    “Everything Will Be OK” is an interesting film; I need to see it again to have a full assessment of it, but I feel that Hertzfeldt is, indeed, one of the most important independent animation filmmakers today.

  • http://www.thomasbeard.com Thomas

    My only problem with “Meaning of Life” is that its strongest portions take place towards the beginning of the piece. Otherwise, I think it’s really an amazing film to watch, in a Fantasia sort of way.

  • http://wardomatic.blogspot.com Ward

    I might’ve been a little harsh. What I should’ve said is that “Meaning of Life” was a miss.

  • Ms. Optimus

    “Meaning of Life” isn’t a movie that fits into the typical Internet reviews of “it ruled” or “it sucked”. It’s not an easy movie to love or an easy movie to dismiss. I was thrown the first time I saw it but that’s just because I was expecting “Rejected 2″. On repeat viewings it’s really grown on me and now it’s my 2nd favorite of his. It strikes me as a short that’s only going to get better with age. And what a wonderful risk to do a weirdo beautiful art film to follow up his big Oscar comedy.

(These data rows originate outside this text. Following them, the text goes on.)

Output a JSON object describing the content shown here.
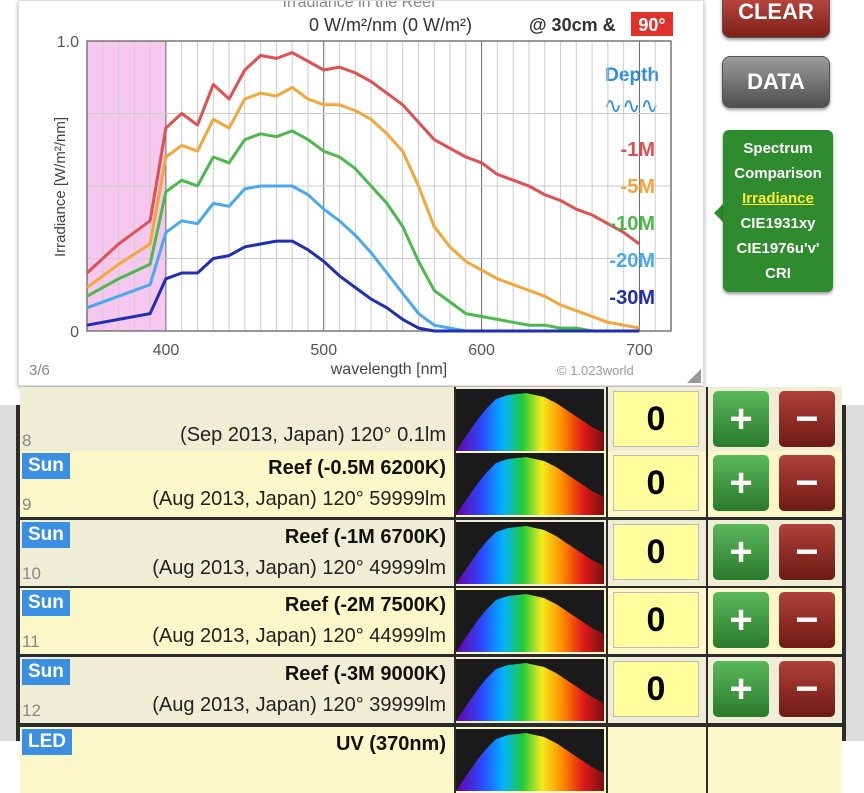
{
  "chart": {
    "title": "Irradiance in the Reef",
    "power_readout": "0 W/m²/nm   (0 W/m²)",
    "distance_label": "@ 30cm &",
    "angle_badge": "90°",
    "ylabel": "Irradiance [W/m²/nm]",
    "xlabel": "wavelength [nm]",
    "page_indicator": "3/6",
    "copyright": "© 1.023world",
    "depth_title": "Depth",
    "wave_glyph": "∿∿∿",
    "uv_band_color": "#f6c8ef"
  },
  "chart_data": {
    "type": "line",
    "xlabel": "wavelength [nm]",
    "ylabel": "Irradiance [W/m²/nm]",
    "xlim": [
      350,
      720
    ],
    "ylim": [
      0,
      1.0
    ],
    "xticks": [
      "400",
      "500",
      "600",
      "700"
    ],
    "yticks": [
      "0",
      "1.0"
    ],
    "grid": true,
    "legend_position": "right",
    "x": [
      350,
      370,
      390,
      400,
      410,
      420,
      430,
      440,
      450,
      460,
      470,
      480,
      490,
      500,
      510,
      520,
      530,
      540,
      550,
      560,
      570,
      580,
      590,
      600,
      610,
      620,
      630,
      640,
      650,
      660,
      670,
      680,
      690,
      700
    ],
    "series": [
      {
        "name": "-1M",
        "color": "#e05050",
        "values": [
          0.2,
          0.3,
          0.38,
          0.7,
          0.75,
          0.71,
          0.85,
          0.8,
          0.9,
          0.95,
          0.94,
          0.96,
          0.93,
          0.9,
          0.91,
          0.89,
          0.86,
          0.82,
          0.78,
          0.72,
          0.66,
          0.63,
          0.6,
          0.58,
          0.54,
          0.52,
          0.5,
          0.47,
          0.45,
          0.42,
          0.4,
          0.37,
          0.34,
          0.3
        ]
      },
      {
        "name": "-5M",
        "color": "#f5a63a",
        "values": [
          0.15,
          0.23,
          0.3,
          0.6,
          0.64,
          0.62,
          0.73,
          0.7,
          0.8,
          0.82,
          0.81,
          0.84,
          0.8,
          0.78,
          0.78,
          0.76,
          0.73,
          0.68,
          0.62,
          0.5,
          0.36,
          0.29,
          0.24,
          0.21,
          0.18,
          0.16,
          0.14,
          0.12,
          0.09,
          0.07,
          0.05,
          0.03,
          0.02,
          0.01
        ]
      },
      {
        "name": "-10M",
        "color": "#4cb94c",
        "values": [
          0.12,
          0.18,
          0.23,
          0.48,
          0.52,
          0.5,
          0.6,
          0.58,
          0.66,
          0.68,
          0.67,
          0.69,
          0.66,
          0.62,
          0.6,
          0.56,
          0.5,
          0.44,
          0.36,
          0.24,
          0.14,
          0.1,
          0.06,
          0.05,
          0.04,
          0.03,
          0.02,
          0.02,
          0.01,
          0.01,
          0.0,
          0.0,
          0.0,
          0.0
        ]
      },
      {
        "name": "-20M",
        "color": "#4aa8ee",
        "values": [
          0.08,
          0.12,
          0.16,
          0.34,
          0.38,
          0.37,
          0.44,
          0.43,
          0.49,
          0.5,
          0.5,
          0.5,
          0.47,
          0.42,
          0.38,
          0.33,
          0.27,
          0.2,
          0.13,
          0.06,
          0.02,
          0.01,
          0.0,
          0.0,
          0.0,
          0.0,
          0.0,
          0.0,
          0.0,
          0.0,
          0.0,
          0.0,
          0.0,
          0.0
        ]
      },
      {
        "name": "-30M",
        "color": "#1f2fb3",
        "values": [
          0.02,
          0.04,
          0.06,
          0.18,
          0.2,
          0.2,
          0.25,
          0.26,
          0.29,
          0.3,
          0.31,
          0.31,
          0.28,
          0.24,
          0.19,
          0.15,
          0.11,
          0.08,
          0.04,
          0.01,
          0.0,
          0.0,
          0.0,
          0.0,
          0.0,
          0.0,
          0.0,
          0.0,
          0.0,
          0.0,
          0.0,
          0.0,
          0.0,
          0.0
        ]
      }
    ]
  },
  "buttons": {
    "clear": "CLEAR",
    "data": "DATA"
  },
  "menu": {
    "items": [
      "Spectrum",
      "Comparison",
      "Irradiance",
      "CIE1931xy",
      "CIE1976u'v'",
      "CRI"
    ],
    "active_index": 2
  },
  "rows": [
    {
      "type": "",
      "index": "8",
      "name": "",
      "desc": "(Sep 2013, Japan) 120° 0.1lm",
      "qty": "0",
      "plus": "+",
      "minus": "−"
    },
    {
      "type": "Sun",
      "index": "9",
      "name": "Reef (-0.5M 6200K)",
      "desc": "(Aug 2013, Japan) 120° 59999lm",
      "qty": "0",
      "plus": "+",
      "minus": "−"
    },
    {
      "type": "Sun",
      "index": "10",
      "name": "Reef (-1M 6700K)",
      "desc": "(Aug 2013, Japan) 120° 49999lm",
      "qty": "0",
      "plus": "+",
      "minus": "−"
    },
    {
      "type": "Sun",
      "index": "11",
      "name": "Reef (-2M 7500K)",
      "desc": "(Aug 2013, Japan) 120° 44999lm",
      "qty": "0",
      "plus": "+",
      "minus": "−"
    },
    {
      "type": "Sun",
      "index": "12",
      "name": "Reef (-3M 9000K)",
      "desc": "(Aug 2013, Japan) 120° 39999lm",
      "qty": "0",
      "plus": "+",
      "minus": "−"
    },
    {
      "type": "LED",
      "index": "",
      "name": "UV (370nm)",
      "desc": "",
      "qty": "",
      "plus": "",
      "minus": ""
    }
  ]
}
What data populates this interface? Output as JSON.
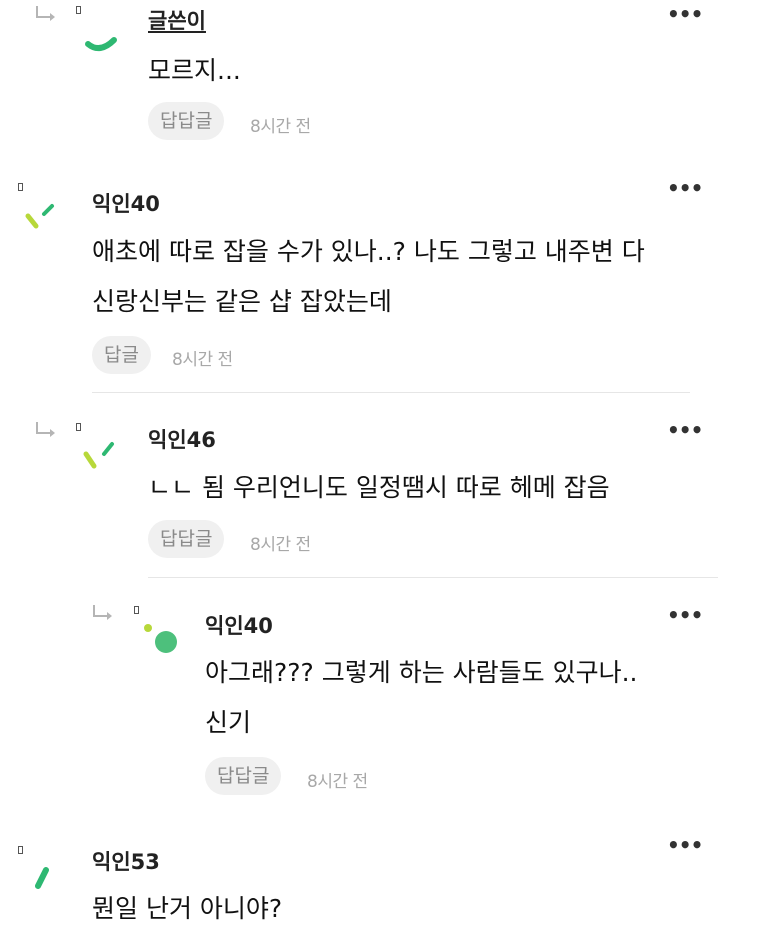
{
  "more_label": "•••",
  "comments": [
    {
      "nickname": "글쓴이",
      "lines": [
        "모르지..."
      ],
      "reply_label": "답답글",
      "time": "8시간 전"
    },
    {
      "nickname": "익인40",
      "lines": [
        "애초에 따로 잡을 수가 있나..? 나도 그렇고 내주변 다",
        "신랑신부는 같은 샵 잡았는데"
      ],
      "reply_label": "답글",
      "time": "8시간 전"
    },
    {
      "nickname": "익인46",
      "lines": [
        "ㄴㄴ 됨 우리언니도 일정땜시 따로 헤메 잡음"
      ],
      "reply_label": "답답글",
      "time": "8시간 전"
    },
    {
      "nickname": "익인40",
      "lines": [
        "아그래??? 그렇게 하는 사람들도 있구나..",
        "신기"
      ],
      "reply_label": "답답글",
      "time": "8시간 전"
    },
    {
      "nickname": "익인53",
      "lines": [
        "뭔일 난거 아니야?"
      ]
    }
  ],
  "colors": {
    "avatar_green": "#2eb872",
    "avatar_lime": "#b7d83a",
    "avatar_mint": "#4dc07c"
  }
}
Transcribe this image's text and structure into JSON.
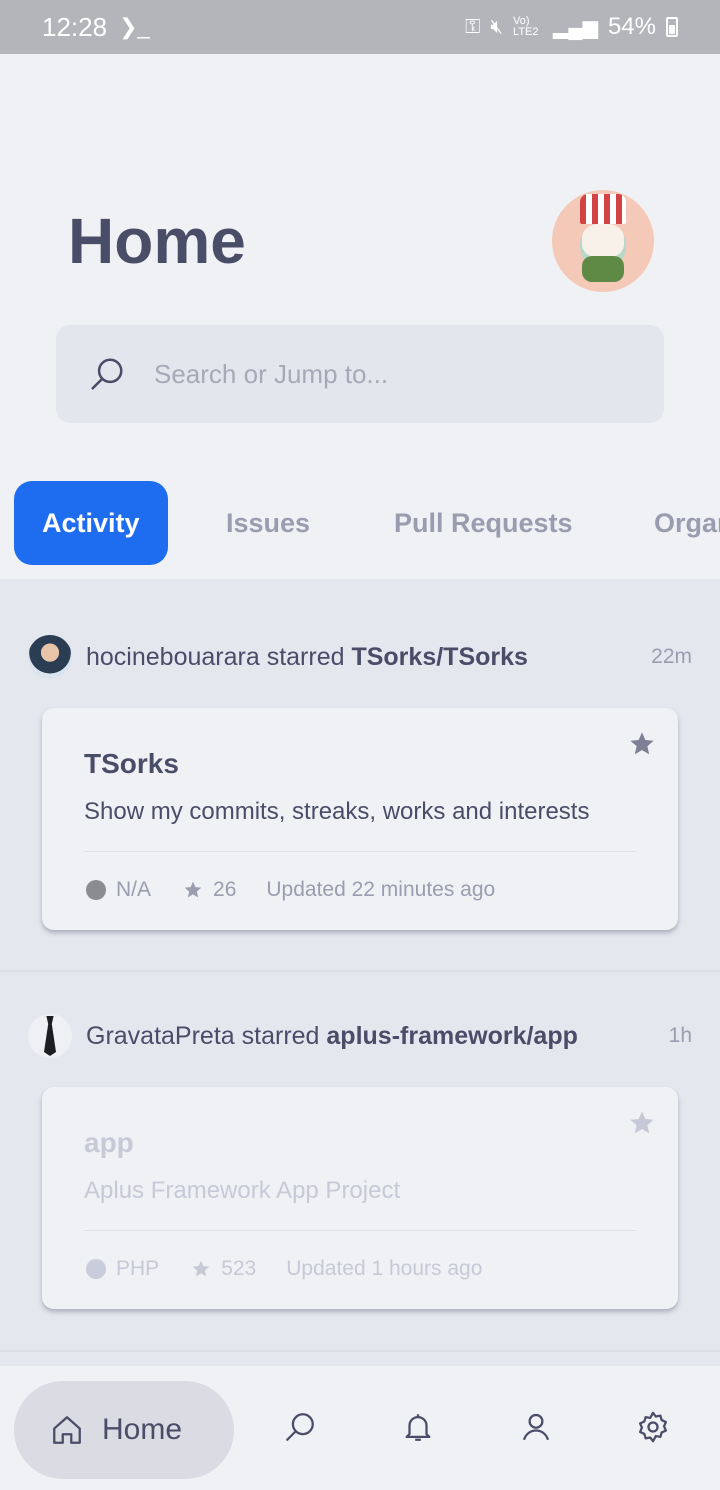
{
  "status_bar": {
    "time": "12:28",
    "terminal_glyph": "❯_",
    "signal_text": "Vo) LTE2",
    "battery": "54%"
  },
  "header": {
    "title": "Home",
    "search_placeholder": "Search or Jump to..."
  },
  "tabs": [
    {
      "label": "Activity",
      "active": true
    },
    {
      "label": "Issues",
      "active": false
    },
    {
      "label": "Pull Requests",
      "active": false
    },
    {
      "label": "Organizations",
      "active": false
    }
  ],
  "feed": [
    {
      "actor": "hocinebouarara",
      "action": "starred",
      "repo_full": "TSorks/TSorks",
      "time": "22m",
      "card": {
        "name": "TSorks",
        "description": "Show my commits, streaks, works and interests",
        "language": "N/A",
        "stars": "26",
        "updated": "Updated 22 minutes ago"
      }
    },
    {
      "actor": "GravataPreta",
      "action": "starred",
      "repo_full": "aplus-framework/app",
      "time": "1h",
      "card": {
        "name": "app",
        "description": "Aplus Framework App Project",
        "language": "PHP",
        "stars": "523",
        "updated": "Updated 1 hours ago"
      }
    }
  ],
  "bottom_nav": {
    "home_label": "Home",
    "icons": [
      "home-icon",
      "search-icon",
      "bell-icon",
      "user-icon",
      "gear-icon"
    ]
  },
  "colors": {
    "accent": "#1e6df0",
    "text": "#4a4d68",
    "muted": "#9a9db0",
    "background": "#f0f1f5",
    "feed_background": "#e5e7ef"
  }
}
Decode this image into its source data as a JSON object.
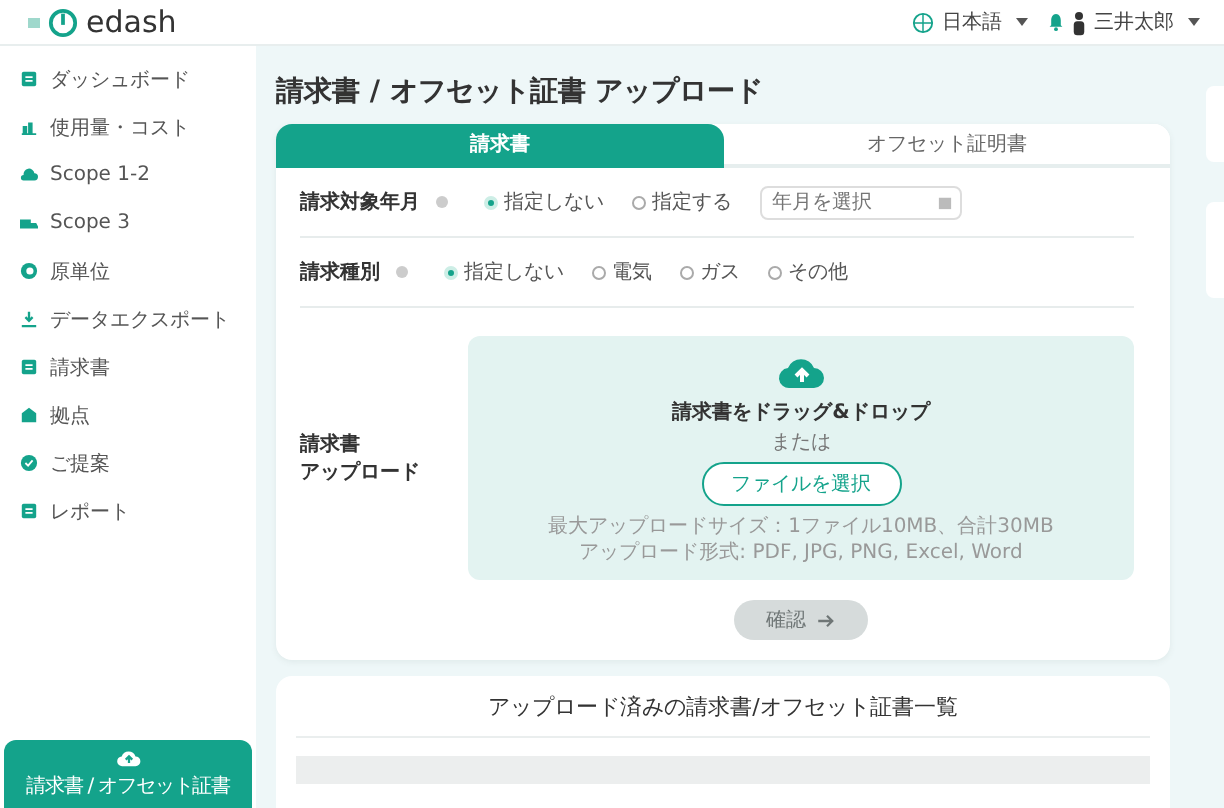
{
  "header": {
    "logo": "edash",
    "language": "日本語",
    "user": "三井太郎"
  },
  "sidebar": {
    "items": [
      {
        "label": "ダッシュボード",
        "selected": false
      },
      {
        "label": "使用量・コスト",
        "selected": false
      },
      {
        "label": "Scope 1-2",
        "selected": false
      },
      {
        "label": "Scope 3",
        "selected": false
      },
      {
        "label": "原単位",
        "selected": false
      },
      {
        "label": "データエクスポート",
        "selected": false
      },
      {
        "label": "請求書",
        "selected": false
      },
      {
        "label": "拠点",
        "selected": false
      },
      {
        "label": "ご提案",
        "selected": false
      },
      {
        "label": "レポート",
        "selected": false
      }
    ],
    "upload_button": "請求書 / オフセット証書"
  },
  "page_title": "請求書 / オフセット証書 アップロード",
  "tabs": [
    {
      "label": "請求書",
      "selected": true
    },
    {
      "label": "オフセット証明書",
      "selected": false
    }
  ],
  "form": {
    "rows": [
      {
        "label": "請求対象年月",
        "options": [
          {
            "label": "指定しない",
            "selected": true
          },
          {
            "label": "指定する",
            "selected": false
          }
        ],
        "date_placeholder": "年月を選択"
      },
      {
        "label": "請求種別",
        "options": [
          {
            "label": "指定しない",
            "selected": true
          },
          {
            "label": "電気",
            "selected": false
          },
          {
            "label": "ガス",
            "selected": false
          },
          {
            "label": "その他",
            "selected": false
          }
        ]
      }
    ],
    "upload": {
      "label_lines": [
        "請求書",
        "アップロード"
      ],
      "drop_text": "請求書をドラッグ&ドロップ",
      "or_text": "または",
      "choose_button": "ファイルを選択",
      "notes": [
        "最大アップロードサイズ：1ファイル10MB、合計30MB",
        "アップロード形式: PDF, JPG, PNG, Excel, Word"
      ]
    },
    "confirm_button": {
      "label": "確認",
      "disabled": true
    }
  },
  "list": {
    "title": "アップロード済みの請求書/オフセット証書一覧"
  }
}
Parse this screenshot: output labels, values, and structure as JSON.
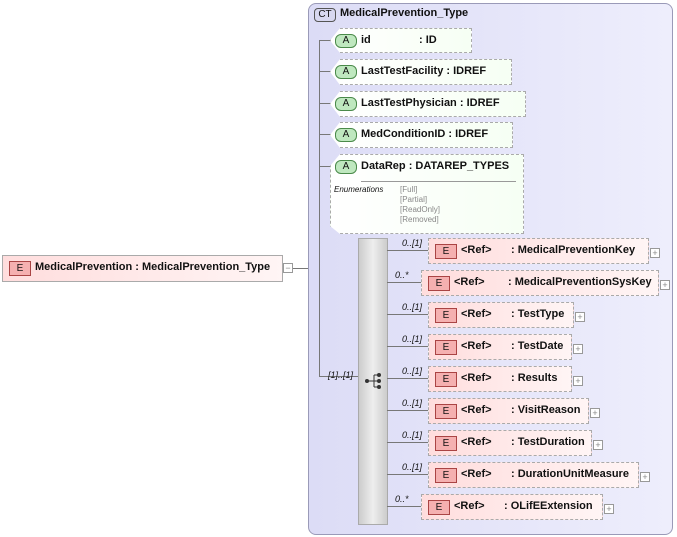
{
  "root": {
    "badge": "E",
    "label": "MedicalPrevention : MedicalPrevention_Type"
  },
  "complex_type": {
    "badge": "CT",
    "title": "MedicalPrevention_Type"
  },
  "attributes": [
    {
      "badge": "A",
      "name": "id",
      "type": ": ID"
    },
    {
      "badge": "A",
      "name": "LastTestFacility",
      "type": ": IDREF"
    },
    {
      "badge": "A",
      "name": "LastTestPhysician",
      "type": ": IDREF"
    },
    {
      "badge": "A",
      "name": "MedConditionID",
      "type": ": IDREF"
    },
    {
      "badge": "A",
      "name": "DataRep",
      "type": ": DATAREP_TYPES",
      "enumerations_label": "Enumerations",
      "enumerations": [
        "[Full]",
        "[Partial]",
        "[ReadOnly]",
        "[Removed]"
      ]
    }
  ],
  "sequence": {
    "cardinality": "[1]..[1]"
  },
  "children": [
    {
      "card": "0..[1]",
      "badge": "E",
      "ref": "<Ref>",
      "name": ": MedicalPreventionKey"
    },
    {
      "card": "0..*",
      "badge": "E",
      "ref": "<Ref>",
      "name": ": MedicalPreventionSysKey"
    },
    {
      "card": "0..[1]",
      "badge": "E",
      "ref": "<Ref>",
      "name": ": TestType"
    },
    {
      "card": "0..[1]",
      "badge": "E",
      "ref": "<Ref>",
      "name": ": TestDate"
    },
    {
      "card": "0..[1]",
      "badge": "E",
      "ref": "<Ref>",
      "name": ": Results"
    },
    {
      "card": "0..[1]",
      "badge": "E",
      "ref": "<Ref>",
      "name": ": VisitReason"
    },
    {
      "card": "0..[1]",
      "badge": "E",
      "ref": "<Ref>",
      "name": ": TestDuration"
    },
    {
      "card": "0..[1]",
      "badge": "E",
      "ref": "<Ref>",
      "name": ": DurationUnitMeasure"
    },
    {
      "card": "0..*",
      "badge": "E",
      "ref": "<Ref>",
      "name": ": OLifEExtension"
    }
  ],
  "expand_symbol": "+",
  "collapse_symbol": "−"
}
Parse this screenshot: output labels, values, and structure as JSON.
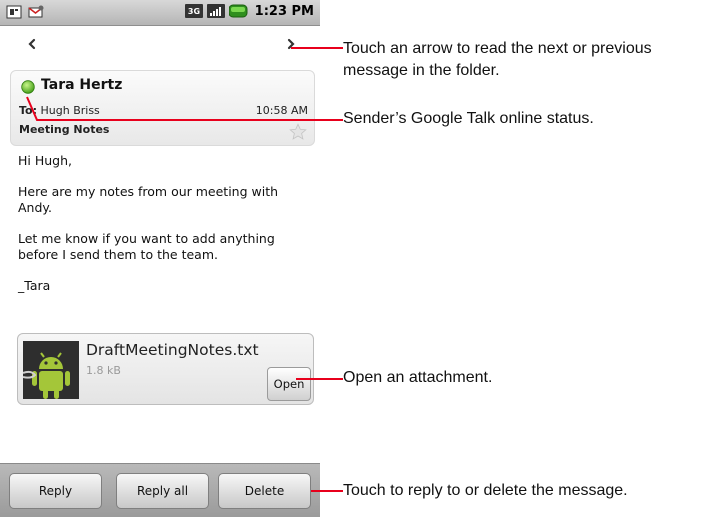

    It’s exciting to at long last find a popular artist who’s turned down the commercial world and wants to really challenge us, rather than get boring and comfortable making the same cartoon over and over again.

    Don’s biggest hurdle right now is merely the giant shadow of his own work. If a total unknown had made “Everything will be ok” they would have given him his Oscar already.